* [Action item]:
Nothing should differ between your answer and the records.

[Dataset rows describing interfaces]

----

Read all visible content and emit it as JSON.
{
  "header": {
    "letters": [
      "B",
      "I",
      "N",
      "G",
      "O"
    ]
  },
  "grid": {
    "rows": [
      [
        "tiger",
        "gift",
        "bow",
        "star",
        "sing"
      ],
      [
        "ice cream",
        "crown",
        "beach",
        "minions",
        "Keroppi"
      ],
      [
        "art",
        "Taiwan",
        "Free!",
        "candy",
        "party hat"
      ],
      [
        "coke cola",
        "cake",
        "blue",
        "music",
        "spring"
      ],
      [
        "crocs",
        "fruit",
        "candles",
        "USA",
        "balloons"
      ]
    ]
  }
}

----

* [Result of this task]:
Read all visible content and emit it as JSON.
{
  "header": {
    "letters": [
      "B",
      "I",
      "N",
      "G",
      "O"
    ]
  },
  "grid": {
    "rows": [
      [
        "tiger",
        "gift",
        "bow",
        "star",
        "sing"
      ],
      [
        "ice cream",
        "crown",
        "beach",
        "minions",
        "Keroppi"
      ],
      [
        "art",
        "Taiwan",
        "Free!",
        "candy",
        "party hat"
      ],
      [
        "coke cola",
        "cake",
        "blue",
        "music",
        "spring"
      ],
      [
        "crocs",
        "fruit",
        "candles",
        "USA",
        "balloons"
      ]
    ]
  }
}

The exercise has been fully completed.